**TASK BRIEF:**
Among the entries below, find the lines with the word "Choose" and return them.

** Opening PROVIDED RECORDS block **

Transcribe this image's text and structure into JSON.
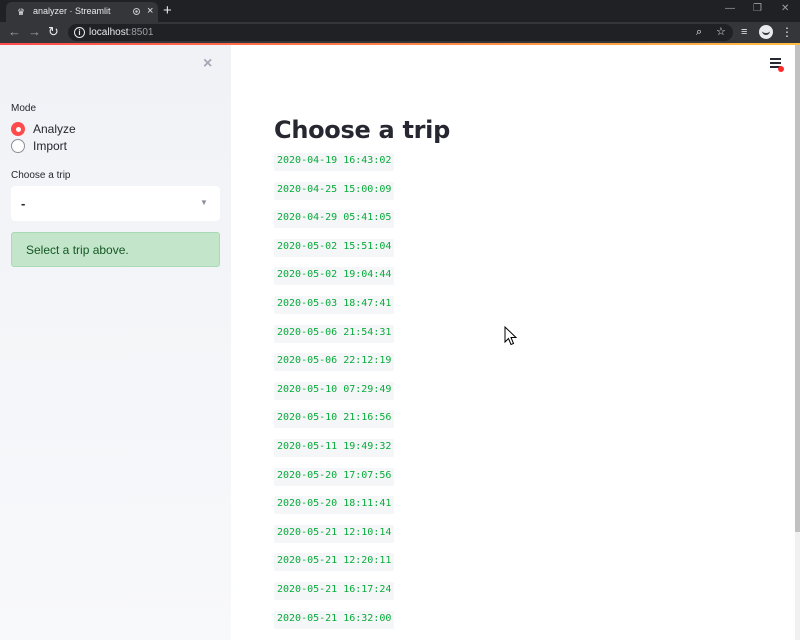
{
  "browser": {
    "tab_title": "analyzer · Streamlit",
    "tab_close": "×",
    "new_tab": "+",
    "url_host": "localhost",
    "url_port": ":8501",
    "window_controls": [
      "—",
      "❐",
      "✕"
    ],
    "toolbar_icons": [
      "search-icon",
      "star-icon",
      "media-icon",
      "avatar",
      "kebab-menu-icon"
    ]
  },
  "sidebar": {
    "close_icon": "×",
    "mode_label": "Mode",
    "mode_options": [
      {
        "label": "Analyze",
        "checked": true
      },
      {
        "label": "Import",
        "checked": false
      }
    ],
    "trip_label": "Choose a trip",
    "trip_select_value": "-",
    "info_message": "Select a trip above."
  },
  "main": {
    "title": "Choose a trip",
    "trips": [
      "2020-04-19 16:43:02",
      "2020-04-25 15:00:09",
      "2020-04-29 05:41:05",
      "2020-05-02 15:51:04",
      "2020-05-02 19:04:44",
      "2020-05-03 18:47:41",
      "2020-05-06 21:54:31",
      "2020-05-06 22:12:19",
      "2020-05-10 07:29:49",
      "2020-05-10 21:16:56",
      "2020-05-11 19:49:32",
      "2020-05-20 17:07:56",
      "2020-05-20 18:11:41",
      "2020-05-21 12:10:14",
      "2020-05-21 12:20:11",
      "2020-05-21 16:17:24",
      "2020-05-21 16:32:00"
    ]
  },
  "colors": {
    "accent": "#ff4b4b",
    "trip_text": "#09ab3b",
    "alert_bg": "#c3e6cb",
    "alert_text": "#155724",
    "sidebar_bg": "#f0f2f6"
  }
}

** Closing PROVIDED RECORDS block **

**RESULT:**
    "trip_label": "Choose a trip",
    "title": "Choose a trip",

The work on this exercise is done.